In the midst of this, on July 18th, Meta AI released the second generation of its powerful language model, simply named Llama 2. This time, however, its release is less restrictive, offering clear allowances for commercial use. But, most importantly, out of the six models released, three of them are tuned for assistant-like “chat” applications by Meta AI using a refined version of reinforcement learning from human feedback (RLHF) popularized by OpenAI’s ChatGPT in November 2022. The largest of their conversational models, Llama-2-70b-chat, is presented in their paper as performing on par with the immensely popular, but proprietary, pay-per-token OpenAI model GPT-3.5-Turbo.

The recently published Verdantix report exploring 10 applications of large language models for industry highlights the critical role LLM-based agents will play in an increasingly autonomous future. Such agents rely on these models’ ability to reliably follow instructions and generate syntactically correct code to access external software tools. Llama 2 follows such instructions more reliably than open source community-developed derivations of Llama 1, such as Vicuna and WizardLM, while offering developers native 4,096-token context – twice that of Llama 1, and extensible to 16k and above through clever architectural modifications.

For industrial technology providers, Llama 2 finally presents a viable alternative to GPT-3.5-Turbo in terms of capability, while offering unrestricted access to fine-tune, modify and deploy on premise or within embedded systems on industrial assets equipped with the necessary GPU compute. Cloud-first software developers can still leverage the benefits of managed compute, with Meta partnering with Microsoft to offer Llama 2 customization and orchestration within industrial and enterprise information systems natively within the Azure ecosystem.
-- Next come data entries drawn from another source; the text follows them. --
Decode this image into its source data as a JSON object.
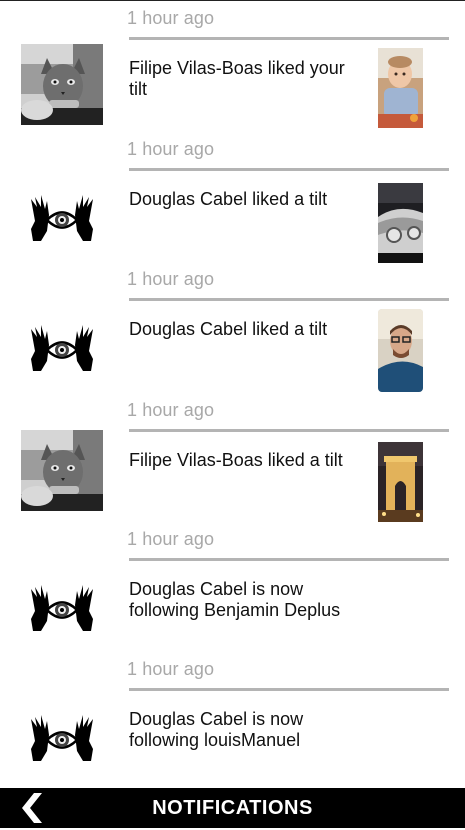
{
  "header": {
    "title": "NOTIFICATIONS"
  },
  "icons": {
    "back": "chevron-left-icon",
    "cat_avatar": "cat-photo-avatar",
    "eye_hands_avatar": "eye-hands-logo-avatar"
  },
  "notifications": [
    {
      "time": "1 hour ago",
      "text": "Filipe Vilas-Boas liked your tilt",
      "avatar": "cat-photo-avatar",
      "thumbnail": "baby-photo"
    },
    {
      "time": "1 hour ago",
      "text": "Douglas Cabel liked a tilt",
      "avatar": "eye-hands-logo-avatar",
      "thumbnail": "car-photo"
    },
    {
      "time": "1 hour ago",
      "text": "Douglas Cabel liked a tilt",
      "avatar": "eye-hands-logo-avatar",
      "thumbnail": "man-with-glasses-photo"
    },
    {
      "time": "1 hour ago",
      "text": "Filipe Vilas-Boas liked a tilt",
      "avatar": "cat-photo-avatar",
      "thumbnail": "arc-de-triomphe-night-photo"
    },
    {
      "time": "1 hour ago",
      "text": "Douglas Cabel is now following Benjamin Deplus",
      "avatar": "eye-hands-logo-avatar",
      "thumbnail": null
    },
    {
      "time": "1 hour ago",
      "text": "Douglas Cabel is now following louisManuel",
      "avatar": "eye-hands-logo-avatar",
      "thumbnail": null
    }
  ]
}
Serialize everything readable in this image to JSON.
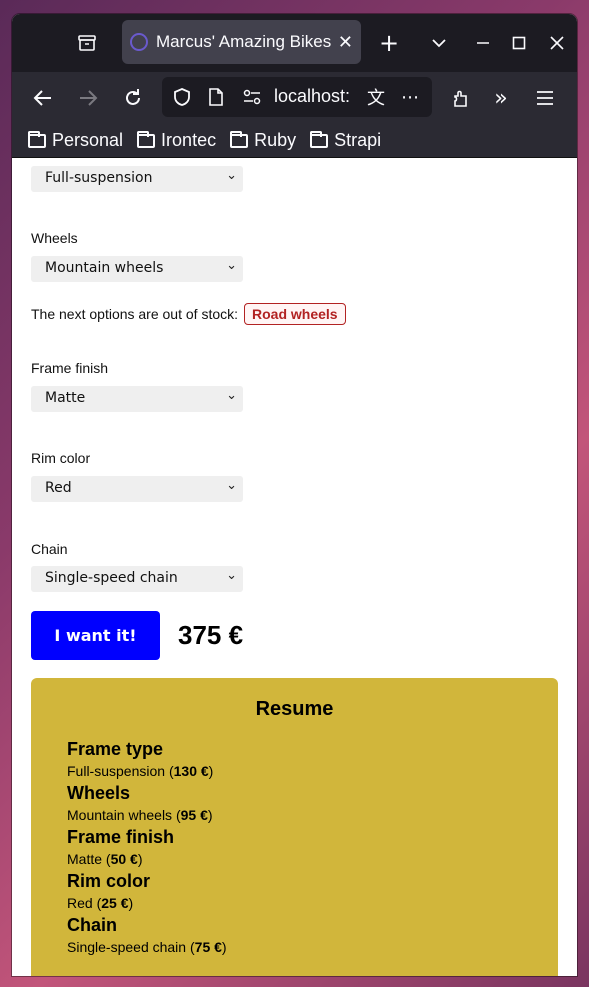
{
  "browser": {
    "tab_title": "Marcus' Amazing Bikes",
    "url": "localhost:",
    "bookmarks": [
      "Personal",
      "Irontec",
      "Ruby",
      "Strapi"
    ]
  },
  "form": {
    "frame_type": {
      "value": "Full-suspension"
    },
    "wheels": {
      "label": "Wheels",
      "value": "Mountain wheels"
    },
    "out_of_stock": {
      "text": "The next options are out of stock:",
      "items": [
        "Road wheels"
      ]
    },
    "frame_finish": {
      "label": "Frame finish",
      "value": "Matte"
    },
    "rim_color": {
      "label": "Rim color",
      "value": "Red"
    },
    "chain": {
      "label": "Chain",
      "value": "Single-speed chain"
    },
    "cta_label": "I want it!",
    "total_price": "375 €"
  },
  "resume": {
    "title": "Resume",
    "items": [
      {
        "title": "Frame type",
        "option": "Full-suspension",
        "price": "130 €"
      },
      {
        "title": "Wheels",
        "option": "Mountain wheels",
        "price": "95 €"
      },
      {
        "title": "Frame finish",
        "option": "Matte",
        "price": "50 €"
      },
      {
        "title": "Rim color",
        "option": "Red",
        "price": "25 €"
      },
      {
        "title": "Chain",
        "option": "Single-speed chain",
        "price": "75 €"
      }
    ]
  },
  "colors": {
    "accent_button": "#0000ff",
    "resume_bg": "#d1b63b",
    "out_of_stock": "#b22222"
  }
}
Just 12 months ago, who would have considered Meta CEO Mark Zuckerberg a saviour in the controversial world of US-centric Big Tech? With Llama, alongside a proposed cage match between him and Elon Musk, he is regaining respect – or, at least, relevance – in not just the AI community, but beyond. Let’s see how long it lasts.

Check out our latest reports: Market Insight: Ten Applications Of Large Language Models For Industry, Market Overview: Industrial AI Analytics Solutions and Market Insight: Understanding The Rapidly Evolving Landscape Of Generative AI.

Joe Lamming

Industry Analyst

Joe is an Industry Analyst in the Verdantix Operational Excellence practice. His current research agenda covers AI-assisted industrial optimisation and automation, worker augmentation and process visualisation. Prior to joining Verdantix, Joe worked in the consumer electronics industry where he gained experience in overseas manufacturing, product design and data science. Joe holds a MEng in Mechanical Engineering and Sustainable Energy Systems from the University of Southampton.